            ‘Let’s have our picnic now.  Then we can watch some more of the races.  We don’t need to go home too early, let the traffic ease off a bit.  That OK with you, love?’ says Ron

            Elizabeth nods and they all sit down on the grass to eat.  The grandchildren eat everything that’s on offer.  Becky and Ruth eat slightly less but Elizabeth eats nothing at all.  After a while Elizabeth stands and says she’s going to the Ladies room. She’s gone a while. Ron sends Ruth to look for her. They return together and Ron can se that Elizabeth has been crying. ‘Are you OK,’ he asks knowing full well waht the answer will be.

            ‘I’m fine,’ says Elizabeth but it sounds like a lie.

After an afternoon of watching horses race the family are ready to go home. ‘Can I ride with you and Grampa,’ asks Simon.

            It’s agreed and the daughters and granddaughters pile into Ruth’s car laughing and squabbling as usual. Traffic isn’t heavy so they reach the first roundabout quite quickly.  It has traffic lights and they’re at red.  Ruth’s car is at the front of the queue, Ron and Elizabeth in second place.  The traffic lights change and Ruth’s car moves off.  An articulated lorry coming from the south fails to stop at the red light but brakes hard when its driver realises his mistake.  The lorry jack-knifes.

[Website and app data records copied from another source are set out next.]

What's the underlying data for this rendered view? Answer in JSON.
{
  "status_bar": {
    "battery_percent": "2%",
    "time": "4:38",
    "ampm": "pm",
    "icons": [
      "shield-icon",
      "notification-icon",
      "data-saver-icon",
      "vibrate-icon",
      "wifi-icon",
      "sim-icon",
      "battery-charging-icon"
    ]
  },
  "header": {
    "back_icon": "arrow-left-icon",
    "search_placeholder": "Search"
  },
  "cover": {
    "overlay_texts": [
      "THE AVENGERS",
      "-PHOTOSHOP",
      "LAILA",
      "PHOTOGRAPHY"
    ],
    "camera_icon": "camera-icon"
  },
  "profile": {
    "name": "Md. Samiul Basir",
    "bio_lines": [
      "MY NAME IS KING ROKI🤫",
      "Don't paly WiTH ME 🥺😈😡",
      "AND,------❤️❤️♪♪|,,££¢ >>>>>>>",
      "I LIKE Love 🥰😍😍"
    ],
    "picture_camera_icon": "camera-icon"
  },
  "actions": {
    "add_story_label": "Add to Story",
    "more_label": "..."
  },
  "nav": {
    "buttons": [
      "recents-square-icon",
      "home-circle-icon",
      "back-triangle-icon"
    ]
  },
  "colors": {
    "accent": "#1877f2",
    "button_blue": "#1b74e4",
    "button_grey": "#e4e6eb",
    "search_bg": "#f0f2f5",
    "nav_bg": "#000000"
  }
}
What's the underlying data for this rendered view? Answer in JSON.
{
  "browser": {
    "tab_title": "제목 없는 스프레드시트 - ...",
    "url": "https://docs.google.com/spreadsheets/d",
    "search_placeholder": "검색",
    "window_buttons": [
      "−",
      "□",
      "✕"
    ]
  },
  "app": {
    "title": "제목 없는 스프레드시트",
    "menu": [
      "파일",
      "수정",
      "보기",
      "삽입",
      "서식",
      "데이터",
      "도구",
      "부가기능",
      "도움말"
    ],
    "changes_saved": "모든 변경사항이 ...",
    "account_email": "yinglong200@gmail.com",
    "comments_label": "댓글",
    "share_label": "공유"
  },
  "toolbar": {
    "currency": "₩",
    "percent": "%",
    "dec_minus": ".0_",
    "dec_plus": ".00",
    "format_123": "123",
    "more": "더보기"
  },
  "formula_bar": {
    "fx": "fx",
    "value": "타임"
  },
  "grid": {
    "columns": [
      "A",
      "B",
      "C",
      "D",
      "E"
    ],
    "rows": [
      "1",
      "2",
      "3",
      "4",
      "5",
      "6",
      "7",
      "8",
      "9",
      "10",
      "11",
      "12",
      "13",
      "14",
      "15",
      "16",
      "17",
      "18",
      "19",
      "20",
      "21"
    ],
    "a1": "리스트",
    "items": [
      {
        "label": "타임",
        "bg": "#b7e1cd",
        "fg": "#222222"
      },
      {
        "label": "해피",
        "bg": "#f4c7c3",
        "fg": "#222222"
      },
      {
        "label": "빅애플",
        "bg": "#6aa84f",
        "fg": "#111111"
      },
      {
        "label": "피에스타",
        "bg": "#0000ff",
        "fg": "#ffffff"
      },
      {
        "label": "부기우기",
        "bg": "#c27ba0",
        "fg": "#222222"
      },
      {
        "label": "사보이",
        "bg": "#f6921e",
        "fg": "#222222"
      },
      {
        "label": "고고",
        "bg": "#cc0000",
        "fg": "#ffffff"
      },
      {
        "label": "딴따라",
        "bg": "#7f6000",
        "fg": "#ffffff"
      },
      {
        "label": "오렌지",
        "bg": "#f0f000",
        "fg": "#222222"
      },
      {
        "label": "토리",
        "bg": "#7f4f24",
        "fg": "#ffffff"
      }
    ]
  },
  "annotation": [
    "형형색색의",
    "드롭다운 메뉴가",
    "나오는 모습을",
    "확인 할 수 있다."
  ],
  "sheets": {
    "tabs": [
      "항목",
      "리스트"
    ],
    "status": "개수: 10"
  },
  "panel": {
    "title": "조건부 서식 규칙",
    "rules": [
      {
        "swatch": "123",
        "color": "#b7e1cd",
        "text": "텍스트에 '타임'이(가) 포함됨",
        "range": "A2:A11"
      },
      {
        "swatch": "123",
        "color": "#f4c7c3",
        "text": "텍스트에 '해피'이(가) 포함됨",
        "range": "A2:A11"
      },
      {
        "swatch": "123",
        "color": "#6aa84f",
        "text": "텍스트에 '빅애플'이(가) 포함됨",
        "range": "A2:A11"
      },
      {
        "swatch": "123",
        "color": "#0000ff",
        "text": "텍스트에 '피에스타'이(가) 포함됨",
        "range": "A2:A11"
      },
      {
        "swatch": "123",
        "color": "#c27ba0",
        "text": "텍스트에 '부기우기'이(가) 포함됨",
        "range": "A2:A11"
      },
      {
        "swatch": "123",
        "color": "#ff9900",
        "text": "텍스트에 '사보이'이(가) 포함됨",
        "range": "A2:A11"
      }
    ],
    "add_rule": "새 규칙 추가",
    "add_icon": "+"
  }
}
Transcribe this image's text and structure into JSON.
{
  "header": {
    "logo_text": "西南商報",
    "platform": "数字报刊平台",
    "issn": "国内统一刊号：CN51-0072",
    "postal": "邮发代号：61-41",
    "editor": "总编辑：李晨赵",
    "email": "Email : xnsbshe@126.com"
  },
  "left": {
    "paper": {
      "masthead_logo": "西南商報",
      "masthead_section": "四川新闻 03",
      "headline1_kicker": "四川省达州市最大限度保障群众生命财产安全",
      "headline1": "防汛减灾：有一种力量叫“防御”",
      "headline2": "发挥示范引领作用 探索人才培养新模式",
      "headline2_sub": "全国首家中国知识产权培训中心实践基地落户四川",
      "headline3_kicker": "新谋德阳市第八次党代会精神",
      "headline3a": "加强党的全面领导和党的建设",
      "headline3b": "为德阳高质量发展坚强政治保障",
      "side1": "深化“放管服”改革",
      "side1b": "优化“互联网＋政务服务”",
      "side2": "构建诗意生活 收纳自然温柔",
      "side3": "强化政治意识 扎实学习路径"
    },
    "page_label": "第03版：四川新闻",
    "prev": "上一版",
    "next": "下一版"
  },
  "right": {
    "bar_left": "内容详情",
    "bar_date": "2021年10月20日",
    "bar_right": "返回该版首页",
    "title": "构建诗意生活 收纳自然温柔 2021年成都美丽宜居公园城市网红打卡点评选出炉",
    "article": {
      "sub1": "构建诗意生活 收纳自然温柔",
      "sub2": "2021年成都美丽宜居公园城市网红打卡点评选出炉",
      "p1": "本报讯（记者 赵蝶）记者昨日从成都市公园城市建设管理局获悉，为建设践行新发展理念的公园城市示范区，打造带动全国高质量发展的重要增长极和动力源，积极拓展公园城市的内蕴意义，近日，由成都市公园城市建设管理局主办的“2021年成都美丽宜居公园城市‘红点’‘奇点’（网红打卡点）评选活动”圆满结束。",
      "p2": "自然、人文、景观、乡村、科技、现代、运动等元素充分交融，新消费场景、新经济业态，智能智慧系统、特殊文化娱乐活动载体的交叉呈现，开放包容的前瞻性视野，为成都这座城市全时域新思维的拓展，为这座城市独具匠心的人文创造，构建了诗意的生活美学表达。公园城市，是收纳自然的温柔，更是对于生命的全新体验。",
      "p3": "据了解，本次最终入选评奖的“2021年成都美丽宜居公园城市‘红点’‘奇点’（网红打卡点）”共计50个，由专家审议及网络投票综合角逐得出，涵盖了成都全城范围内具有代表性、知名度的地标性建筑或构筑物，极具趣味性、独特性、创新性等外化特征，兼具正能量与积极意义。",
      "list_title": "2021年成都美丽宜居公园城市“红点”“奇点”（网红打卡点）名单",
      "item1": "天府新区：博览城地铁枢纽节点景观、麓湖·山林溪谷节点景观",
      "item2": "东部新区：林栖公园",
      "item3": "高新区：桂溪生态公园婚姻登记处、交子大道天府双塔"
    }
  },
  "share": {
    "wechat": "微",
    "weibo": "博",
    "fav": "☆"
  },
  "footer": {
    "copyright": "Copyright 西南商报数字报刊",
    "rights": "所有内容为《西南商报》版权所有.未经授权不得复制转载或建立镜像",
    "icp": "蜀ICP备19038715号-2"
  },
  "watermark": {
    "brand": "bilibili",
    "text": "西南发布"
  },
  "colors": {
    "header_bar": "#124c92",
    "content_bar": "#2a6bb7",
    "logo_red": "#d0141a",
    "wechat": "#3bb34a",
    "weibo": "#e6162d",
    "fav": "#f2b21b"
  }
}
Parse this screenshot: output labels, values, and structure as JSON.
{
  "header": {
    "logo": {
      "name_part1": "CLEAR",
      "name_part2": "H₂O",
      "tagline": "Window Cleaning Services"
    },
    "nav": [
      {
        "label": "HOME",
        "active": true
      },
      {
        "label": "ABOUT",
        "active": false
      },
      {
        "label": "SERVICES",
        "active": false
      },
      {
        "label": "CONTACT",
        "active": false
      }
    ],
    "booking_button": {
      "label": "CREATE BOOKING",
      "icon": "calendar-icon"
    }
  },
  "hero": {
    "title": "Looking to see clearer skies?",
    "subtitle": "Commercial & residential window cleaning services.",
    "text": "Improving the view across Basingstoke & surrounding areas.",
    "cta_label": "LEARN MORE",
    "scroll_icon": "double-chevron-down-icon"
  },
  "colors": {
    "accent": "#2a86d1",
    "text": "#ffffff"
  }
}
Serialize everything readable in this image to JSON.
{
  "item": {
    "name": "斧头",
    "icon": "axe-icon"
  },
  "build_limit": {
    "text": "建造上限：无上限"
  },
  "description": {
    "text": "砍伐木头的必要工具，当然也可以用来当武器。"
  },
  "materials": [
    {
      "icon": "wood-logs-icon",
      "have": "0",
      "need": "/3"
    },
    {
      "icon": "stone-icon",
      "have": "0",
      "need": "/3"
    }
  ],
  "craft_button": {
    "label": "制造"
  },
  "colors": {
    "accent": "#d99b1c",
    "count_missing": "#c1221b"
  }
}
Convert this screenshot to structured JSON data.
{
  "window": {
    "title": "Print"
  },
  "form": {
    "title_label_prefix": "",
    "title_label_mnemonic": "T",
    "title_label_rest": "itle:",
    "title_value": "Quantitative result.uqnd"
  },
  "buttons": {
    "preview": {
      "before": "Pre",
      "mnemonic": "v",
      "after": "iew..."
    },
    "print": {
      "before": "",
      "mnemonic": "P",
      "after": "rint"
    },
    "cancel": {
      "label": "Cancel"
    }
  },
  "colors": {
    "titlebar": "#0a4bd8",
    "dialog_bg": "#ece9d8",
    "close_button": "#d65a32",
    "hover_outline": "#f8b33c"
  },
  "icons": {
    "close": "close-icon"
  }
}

            Ron watches, Elizabeth watches, neither with any hope of a happy ending. Ron sees terror on his wife’s face. As the nightmare unfolds just as it had three nights ago, but in slow motion, Ron understands. He always knew Elizabeth had premonitions.

 To the sounds of crushing mettle and fracturing glass, Ruth’s car is tossed and then crushed by the lorry.  Behind them Ron, Elizabeth and little Simon can see in horrifying detail, the faces of the girls as they die. The air is rent with heartrending terrifying sound. Simon is screaming in the back of their car. It’s Elizabeth’s nightmare, her premonition - but real. Elizabeth’s breaking heart ceases to beat never to restart.  Now there are only the men left to bury the dead – and little Simon’s scream is the last sound to reach Elizabeth.

Amelia Pasch is the pen name of E Amelia Johnson, wife of the artist Stewart Bowman Johnson. Amelia was born and raised in Glasgow of a Jewish mother and a non-conformist father: the couple married in 1963. As a mature student, Amelia achieved a degree in law and worked in the legal profession for twenty years. Frequent house moves finally brought them to Cyprus in 2004 where their creative careers have run in tandem. Endeavour Press published Amelia’s debut novel, Murder in Mind, in 2013. She is now working on a second novel, either a sequel or the second in a short series. 

Amazon: Murder in Mind.

bottom of page